Dataset records -
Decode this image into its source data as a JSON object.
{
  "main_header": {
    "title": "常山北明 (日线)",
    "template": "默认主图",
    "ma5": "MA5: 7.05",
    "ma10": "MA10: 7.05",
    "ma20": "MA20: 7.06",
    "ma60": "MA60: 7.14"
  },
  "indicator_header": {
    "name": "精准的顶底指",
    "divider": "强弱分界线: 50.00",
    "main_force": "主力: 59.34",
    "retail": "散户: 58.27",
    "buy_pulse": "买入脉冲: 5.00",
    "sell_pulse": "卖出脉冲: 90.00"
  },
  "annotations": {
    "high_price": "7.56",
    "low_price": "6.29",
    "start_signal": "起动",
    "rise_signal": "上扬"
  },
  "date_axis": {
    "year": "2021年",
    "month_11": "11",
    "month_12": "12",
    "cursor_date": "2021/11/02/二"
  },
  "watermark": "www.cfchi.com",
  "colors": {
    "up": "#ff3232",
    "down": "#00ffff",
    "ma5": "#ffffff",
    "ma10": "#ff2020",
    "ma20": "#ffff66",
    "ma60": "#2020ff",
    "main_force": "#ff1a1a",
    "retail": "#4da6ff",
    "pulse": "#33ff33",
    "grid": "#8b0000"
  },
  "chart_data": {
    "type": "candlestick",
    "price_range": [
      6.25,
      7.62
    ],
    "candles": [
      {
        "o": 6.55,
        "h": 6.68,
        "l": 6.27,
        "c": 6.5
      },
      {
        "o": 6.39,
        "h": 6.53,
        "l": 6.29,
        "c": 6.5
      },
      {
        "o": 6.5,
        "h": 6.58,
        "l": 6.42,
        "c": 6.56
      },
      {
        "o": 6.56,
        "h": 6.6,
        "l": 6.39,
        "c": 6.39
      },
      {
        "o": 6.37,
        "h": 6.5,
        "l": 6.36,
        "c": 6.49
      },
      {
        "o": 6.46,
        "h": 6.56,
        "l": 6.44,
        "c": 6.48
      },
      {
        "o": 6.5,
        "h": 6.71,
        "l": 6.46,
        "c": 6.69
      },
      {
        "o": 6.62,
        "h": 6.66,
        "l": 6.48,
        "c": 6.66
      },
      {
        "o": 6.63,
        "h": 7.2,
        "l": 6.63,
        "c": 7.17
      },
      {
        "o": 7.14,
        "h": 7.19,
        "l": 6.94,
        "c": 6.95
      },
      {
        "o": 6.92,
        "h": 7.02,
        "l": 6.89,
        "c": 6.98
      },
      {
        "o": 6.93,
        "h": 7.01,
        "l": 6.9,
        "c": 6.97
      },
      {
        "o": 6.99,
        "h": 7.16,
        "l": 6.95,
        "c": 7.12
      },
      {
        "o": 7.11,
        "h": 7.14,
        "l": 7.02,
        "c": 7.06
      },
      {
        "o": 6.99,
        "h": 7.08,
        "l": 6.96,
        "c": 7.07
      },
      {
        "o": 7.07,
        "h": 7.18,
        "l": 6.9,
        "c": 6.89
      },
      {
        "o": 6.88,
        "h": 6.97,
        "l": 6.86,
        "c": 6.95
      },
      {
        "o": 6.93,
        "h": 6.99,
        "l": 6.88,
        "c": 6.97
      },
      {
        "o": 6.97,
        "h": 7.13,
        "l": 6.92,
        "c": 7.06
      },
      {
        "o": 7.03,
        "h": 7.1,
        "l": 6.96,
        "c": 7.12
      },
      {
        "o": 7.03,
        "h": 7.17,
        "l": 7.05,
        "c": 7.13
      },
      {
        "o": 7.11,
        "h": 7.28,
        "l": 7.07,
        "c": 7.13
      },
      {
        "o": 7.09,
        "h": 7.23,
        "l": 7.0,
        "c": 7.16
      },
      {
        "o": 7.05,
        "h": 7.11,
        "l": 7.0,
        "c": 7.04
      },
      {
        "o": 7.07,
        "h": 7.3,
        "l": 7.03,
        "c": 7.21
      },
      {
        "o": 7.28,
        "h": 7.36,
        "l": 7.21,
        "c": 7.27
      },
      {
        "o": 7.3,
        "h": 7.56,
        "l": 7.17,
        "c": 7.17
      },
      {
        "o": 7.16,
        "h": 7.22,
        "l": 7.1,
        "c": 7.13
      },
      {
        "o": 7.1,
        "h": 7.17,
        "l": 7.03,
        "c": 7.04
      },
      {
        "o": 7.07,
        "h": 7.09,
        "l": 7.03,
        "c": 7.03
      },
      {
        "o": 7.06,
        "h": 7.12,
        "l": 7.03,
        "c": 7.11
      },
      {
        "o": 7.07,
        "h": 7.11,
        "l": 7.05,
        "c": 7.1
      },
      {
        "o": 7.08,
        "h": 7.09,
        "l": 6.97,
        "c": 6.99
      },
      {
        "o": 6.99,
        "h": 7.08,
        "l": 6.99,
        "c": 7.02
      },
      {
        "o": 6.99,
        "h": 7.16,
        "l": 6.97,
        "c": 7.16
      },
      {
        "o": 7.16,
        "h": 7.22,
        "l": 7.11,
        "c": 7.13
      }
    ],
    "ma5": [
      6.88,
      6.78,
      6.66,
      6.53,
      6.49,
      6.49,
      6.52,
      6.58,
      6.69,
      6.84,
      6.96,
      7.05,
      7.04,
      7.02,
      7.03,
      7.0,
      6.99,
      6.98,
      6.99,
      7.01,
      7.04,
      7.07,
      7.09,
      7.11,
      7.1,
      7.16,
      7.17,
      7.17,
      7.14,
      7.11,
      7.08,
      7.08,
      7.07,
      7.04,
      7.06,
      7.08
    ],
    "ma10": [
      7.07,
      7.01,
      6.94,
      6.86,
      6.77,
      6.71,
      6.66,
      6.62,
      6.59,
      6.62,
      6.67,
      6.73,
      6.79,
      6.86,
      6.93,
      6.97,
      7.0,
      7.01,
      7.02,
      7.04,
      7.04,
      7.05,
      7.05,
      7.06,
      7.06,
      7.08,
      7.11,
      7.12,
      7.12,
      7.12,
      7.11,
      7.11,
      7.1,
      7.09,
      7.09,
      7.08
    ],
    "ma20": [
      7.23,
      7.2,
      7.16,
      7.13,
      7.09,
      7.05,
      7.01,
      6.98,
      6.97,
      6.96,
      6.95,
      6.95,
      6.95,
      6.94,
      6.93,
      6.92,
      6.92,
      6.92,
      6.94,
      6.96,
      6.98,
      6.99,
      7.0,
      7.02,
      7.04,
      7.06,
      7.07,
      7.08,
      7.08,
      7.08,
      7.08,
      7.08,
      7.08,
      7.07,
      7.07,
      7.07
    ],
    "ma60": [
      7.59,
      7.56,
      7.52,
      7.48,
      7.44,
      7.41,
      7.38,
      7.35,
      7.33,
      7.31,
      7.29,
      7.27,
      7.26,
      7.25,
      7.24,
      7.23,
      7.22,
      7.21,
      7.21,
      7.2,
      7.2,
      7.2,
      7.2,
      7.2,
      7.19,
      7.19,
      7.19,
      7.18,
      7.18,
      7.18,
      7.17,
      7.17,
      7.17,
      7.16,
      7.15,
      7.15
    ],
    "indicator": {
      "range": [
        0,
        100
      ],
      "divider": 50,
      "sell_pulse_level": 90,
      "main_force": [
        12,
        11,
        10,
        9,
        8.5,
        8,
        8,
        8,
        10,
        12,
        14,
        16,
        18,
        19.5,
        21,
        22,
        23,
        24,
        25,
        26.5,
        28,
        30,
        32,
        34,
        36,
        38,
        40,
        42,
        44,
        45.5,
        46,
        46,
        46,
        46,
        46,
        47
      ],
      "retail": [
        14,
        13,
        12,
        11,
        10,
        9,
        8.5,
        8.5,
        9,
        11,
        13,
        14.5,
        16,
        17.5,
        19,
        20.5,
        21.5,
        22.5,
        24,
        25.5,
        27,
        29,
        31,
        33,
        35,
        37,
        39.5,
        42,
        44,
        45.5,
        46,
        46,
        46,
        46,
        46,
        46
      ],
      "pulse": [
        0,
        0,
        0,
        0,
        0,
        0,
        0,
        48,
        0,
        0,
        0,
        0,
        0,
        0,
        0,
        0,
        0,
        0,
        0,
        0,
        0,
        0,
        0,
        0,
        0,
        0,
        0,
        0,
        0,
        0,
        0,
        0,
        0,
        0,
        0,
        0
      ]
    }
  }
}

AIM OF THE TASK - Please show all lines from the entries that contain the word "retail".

SOLUTION FOR THIS PROBLEM -
    "retail": "散户: 58.27",
    "retail": "#4da6ff",
      "retail": [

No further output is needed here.